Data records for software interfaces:

▬▬▬▬▬▬

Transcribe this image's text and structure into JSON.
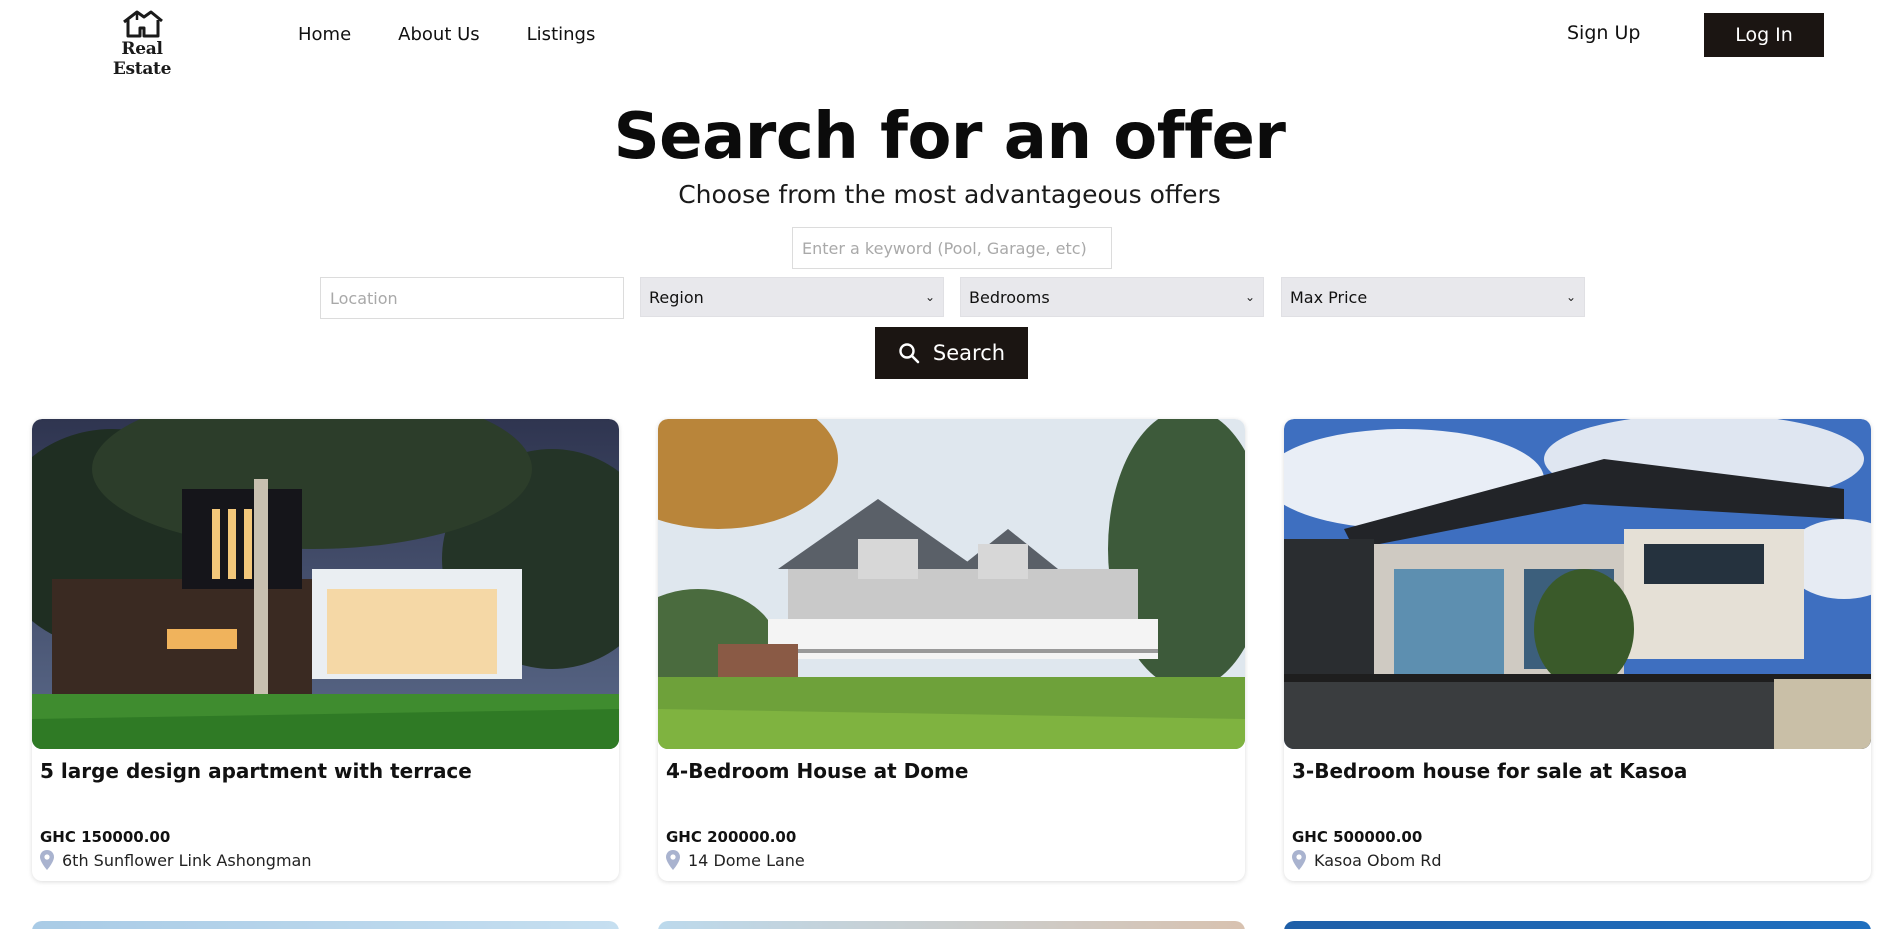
{
  "header": {
    "logo_text": "Real Estate",
    "nav": [
      "Home",
      "About Us",
      "Listings"
    ],
    "signup_label": "Sign Up",
    "login_label": "Log In"
  },
  "hero": {
    "title": "Search for an offer",
    "subtitle": "Choose from the most advantageous offers"
  },
  "search": {
    "keyword_placeholder": "Enter a keyword (Pool, Garage, etc)",
    "keyword_value": "",
    "location_placeholder": "Location",
    "location_value": "",
    "region": "Region",
    "bedrooms": "Bedrooms",
    "max_price": "Max Price",
    "button_label": "Search",
    "button_icon": "search-icon"
  },
  "listings": [
    {
      "title": "5 large design apartment with terrace",
      "price": "GHC 150000.00",
      "location": "6th Sunflower Link Ashongman"
    },
    {
      "title": "4-Bedroom House at Dome",
      "price": "GHC 200000.00",
      "location": "14 Dome Lane"
    },
    {
      "title": "3-Bedroom house for sale at Kasoa",
      "price": "GHC 500000.00",
      "location": "Kasoa Obom Rd"
    }
  ],
  "colors": {
    "primary_button": "#1b1512",
    "select_bg": "#e8e8ec",
    "location_pin": "#a9b3cf"
  }
}
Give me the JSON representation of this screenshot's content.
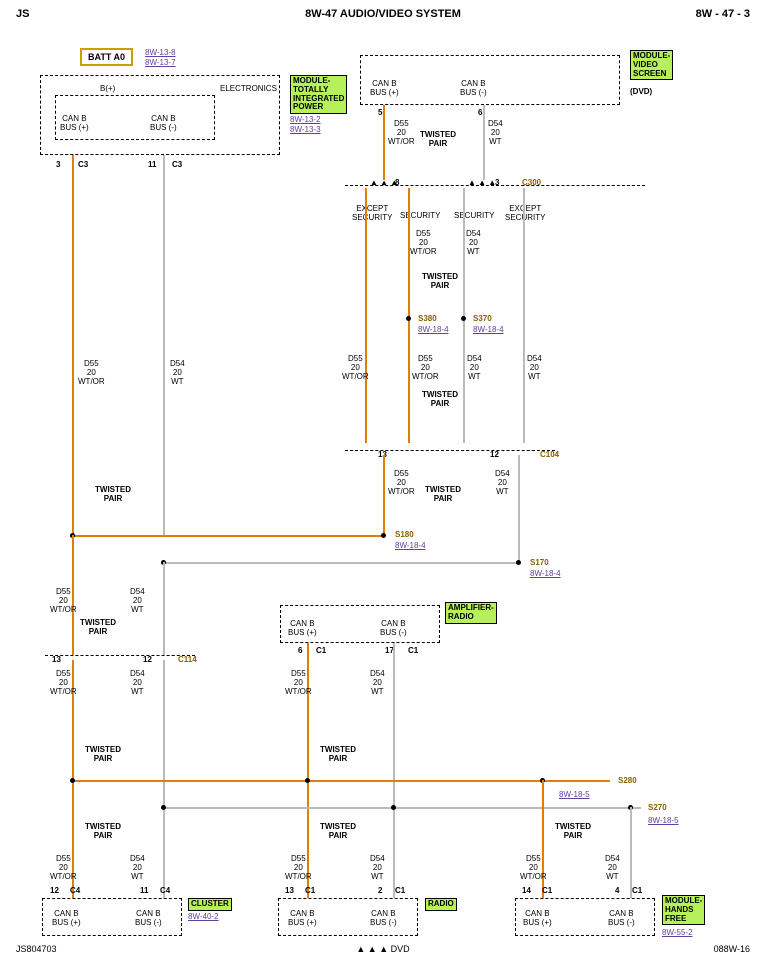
{
  "header": {
    "left": "JS",
    "center": "8W-47 AUDIO/VIDEO SYSTEM",
    "right": "8W - 47 - 3"
  },
  "footer": {
    "left": "JS804703",
    "center": "▲ ▲ ▲  DVD",
    "right": "088W-16"
  },
  "batt": "BATT A0",
  "refs": {
    "batt1": "8W-13-8",
    "batt2": "8W-13-7",
    "tipm1": "8W-13-2",
    "tipm2": "8W-13-3",
    "s380": "8W-18-4",
    "s370": "8W-18-4",
    "s180": "8W-18-4",
    "s170": "8W-18-4",
    "s280": "8W-18-5",
    "s270": "8W-18-5",
    "cluster": "8W-40-2",
    "hf": "8W-55-2"
  },
  "mods": {
    "tipm": "MODULE-\nTOTALLY\nINTEGRATED\nPOWER",
    "video": "MODULE-\nVIDEO\nSCREEN",
    "dvd": "(DVD)",
    "amp": "AMPLIFIER-\nRADIO",
    "cluster": "CLUSTER",
    "radio": "RADIO",
    "hf": "MODULE-\nHANDS\nFREE"
  },
  "labels": {
    "elec": "ELECTRONICS",
    "bplus": "B(+)",
    "canp": "CAN B\nBUS (+)",
    "canm": "CAN B\nBUS (-)",
    "d55": "D55\n20\nWT/OR",
    "d54": "D54\n20\nWT",
    "tw": "TWISTED\nPAIR",
    "exsec": "EXCEPT\nSECURITY",
    "sec": "SECURITY"
  },
  "conns": {
    "c3a": "C3",
    "c3b": "C3",
    "c300": "C300",
    "c104": "C104",
    "c114": "C114",
    "c1a": "C1",
    "c1b": "C1",
    "c1c": "C1",
    "c1d": "C1",
    "c1e": "C1",
    "c1f": "C1",
    "c4a": "C4",
    "c4b": "C4"
  },
  "pins": {
    "p3": "3",
    "p11": "11",
    "p5": "5",
    "p6": "6",
    "p8": "8",
    "p3b": "3",
    "p13": "13",
    "p12": "12",
    "p13b": "13",
    "p12b": "12",
    "p6b": "6",
    "p17": "17",
    "p13c": "13",
    "p2": "2",
    "p12c": "12",
    "p11b": "11",
    "p14": "14",
    "p4": "4"
  },
  "splices": {
    "s380": "S380",
    "s370": "S370",
    "s180": "S180",
    "s170": "S170",
    "s280": "S280",
    "s270": "S270"
  }
}
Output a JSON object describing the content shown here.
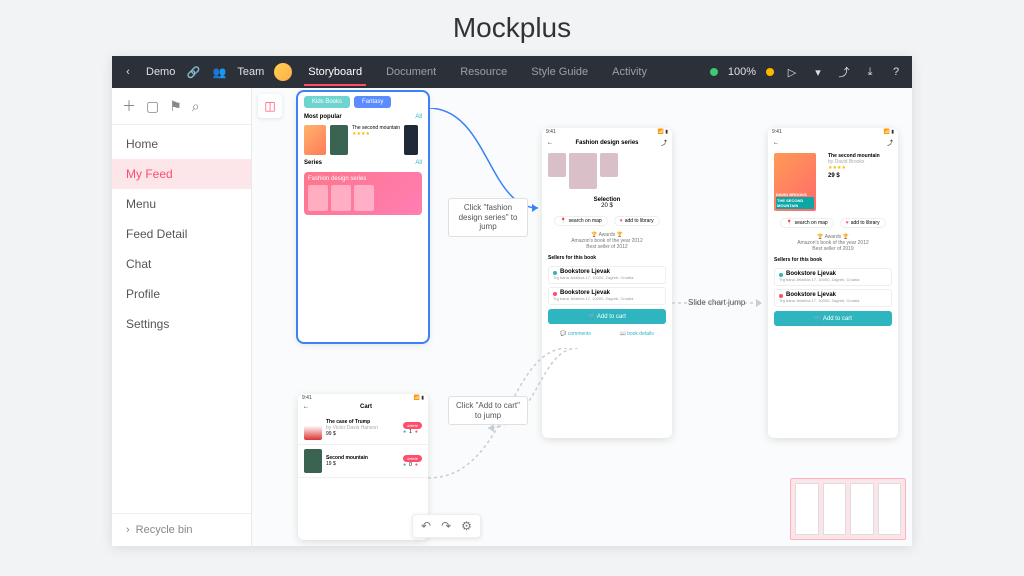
{
  "page_title": "Mockplus",
  "toolbar": {
    "back_label": "Demo",
    "team_label": "Team",
    "tabs": [
      "Storyboard",
      "Document",
      "Resource",
      "Style Guide",
      "Activity"
    ],
    "active_tab": 0,
    "zoom_label": "100%"
  },
  "sidebar": {
    "items": [
      "Home",
      "My Feed",
      "Menu",
      "Feed Detail",
      "Chat",
      "Profile",
      "Settings"
    ],
    "active_index": 1,
    "recycle_label": "Recycle bin"
  },
  "annotations": {
    "jump_fashion": "Click \"fashion design series\" to jump",
    "jump_cart": "Click \"Add to cart\" to jump",
    "slide_jump": "Slide chart jump"
  },
  "feed_mock": {
    "chips": [
      {
        "label": "Kids Books",
        "color": "#6ed4cf"
      },
      {
        "label": "Fantasy",
        "color": "#5b8cff"
      }
    ],
    "section1": {
      "title": "Most popular",
      "all": "All"
    },
    "book1": {
      "title": "The second mountain",
      "stars": "★★★★"
    },
    "section2": {
      "title": "Series",
      "all": "All"
    },
    "series_title": "Fashion design series"
  },
  "detail_mock": {
    "status_time": "9:41",
    "title": "Fashion design series",
    "selection_label": "Selection",
    "price": "20 $",
    "pill_map": "search on map",
    "pill_lib": "add to library",
    "awards_title": "Awards",
    "award1": "Amazon's book of the year 2012",
    "award2": "Best seller of 2012",
    "sellers_title": "Sellers for this book",
    "seller_name": "Bookstore Ljevak",
    "seller_addr": "Trg bana Jelačića 17, 10000, Zagreb, Croatia",
    "atc_label": "Add to cart",
    "foot_left": "comments",
    "foot_right": "book details"
  },
  "cart_mock": {
    "status_time": "9:41",
    "title": "Cart",
    "item1": {
      "title": "The case of Trump",
      "subtitle": "by Victor Davis Hanson",
      "price": "99 $",
      "qty": "1"
    },
    "item2": {
      "title": "Second mountain",
      "price": "19 $",
      "qty": "0"
    },
    "delete_label": "delete"
  },
  "book2_mock": {
    "status_time": "9:41",
    "cover_top": "DAVID BROOKS",
    "cover_mid": "THE SECOND MOUNTAIN",
    "title": "The second mountain",
    "author": "by David Brooks",
    "stars": "★★★★",
    "price": "29 $",
    "pill_map": "search on map",
    "pill_lib": "add to library",
    "awards_title": "Awards",
    "award1": "Amazon's book of the year 2012",
    "award2": "Best seller of 2019",
    "sellers_title": "Sellers for this book",
    "seller_name": "Bookstore Ljevak",
    "seller_addr": "Trg bana Jelačića 17, 10000, Zagreb, Croatia",
    "atc_label": "Add to cart"
  }
}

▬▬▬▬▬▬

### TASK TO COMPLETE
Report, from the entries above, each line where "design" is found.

### RESPONSE BOX
      "title": "5 large design apartment with terrace",
    "jump_fashion": "Click \"fashion design series\" to jump",
    "series_title": "Fashion design series"
    "title": "Fashion design series",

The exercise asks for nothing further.